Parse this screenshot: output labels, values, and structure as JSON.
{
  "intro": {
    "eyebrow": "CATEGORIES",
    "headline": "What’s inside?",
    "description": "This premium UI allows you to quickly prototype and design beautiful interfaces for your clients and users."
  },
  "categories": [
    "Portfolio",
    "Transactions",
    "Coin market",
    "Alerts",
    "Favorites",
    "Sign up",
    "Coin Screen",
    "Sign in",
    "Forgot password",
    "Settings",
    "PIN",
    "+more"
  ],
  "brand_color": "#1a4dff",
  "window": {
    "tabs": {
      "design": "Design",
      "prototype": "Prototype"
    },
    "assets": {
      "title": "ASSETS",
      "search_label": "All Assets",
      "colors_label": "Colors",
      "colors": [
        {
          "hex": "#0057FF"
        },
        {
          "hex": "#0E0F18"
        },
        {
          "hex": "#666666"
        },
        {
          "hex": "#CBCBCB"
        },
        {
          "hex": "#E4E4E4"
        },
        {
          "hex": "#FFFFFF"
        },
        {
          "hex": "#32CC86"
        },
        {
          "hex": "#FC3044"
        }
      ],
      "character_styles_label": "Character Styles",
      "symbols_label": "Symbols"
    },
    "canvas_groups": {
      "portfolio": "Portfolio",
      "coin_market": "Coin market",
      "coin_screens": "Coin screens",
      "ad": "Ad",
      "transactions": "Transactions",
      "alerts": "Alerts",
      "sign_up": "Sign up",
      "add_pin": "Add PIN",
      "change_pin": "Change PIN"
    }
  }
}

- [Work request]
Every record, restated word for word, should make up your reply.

- [Answer space]
Parse this screenshot: output labels, values, and structure as JSON.
{
  "intro": {
    "eyebrow": "CATEGORIES",
    "headline": "What’s inside?",
    "description": "This premium UI allows you to quickly prototype and design beautiful interfaces for your clients and users."
  },
  "categories": [
    "Portfolio",
    "Transactions",
    "Coin market",
    "Alerts",
    "Favorites",
    "Sign up",
    "Coin Screen",
    "Sign in",
    "Forgot password",
    "Settings",
    "PIN",
    "+more"
  ],
  "brand_color": "#1a4dff",
  "window": {
    "tabs": {
      "design": "Design",
      "prototype": "Prototype"
    },
    "assets": {
      "title": "ASSETS",
      "search_label": "All Assets",
      "colors_label": "Colors",
      "colors": [
        {
          "hex": "#0057FF"
        },
        {
          "hex": "#0E0F18"
        },
        {
          "hex": "#666666"
        },
        {
          "hex": "#CBCBCB"
        },
        {
          "hex": "#E4E4E4"
        },
        {
          "hex": "#FFFFFF"
        },
        {
          "hex": "#32CC86"
        },
        {
          "hex": "#FC3044"
        }
      ],
      "character_styles_label": "Character Styles",
      "symbols_label": "Symbols"
    },
    "canvas_groups": {
      "portfolio": "Portfolio",
      "coin_market": "Coin market",
      "coin_screens": "Coin screens",
      "ad": "Ad",
      "transactions": "Transactions",
      "alerts": "Alerts",
      "sign_up": "Sign up",
      "add_pin": "Add PIN",
      "change_pin": "Change PIN"
    }
  }
}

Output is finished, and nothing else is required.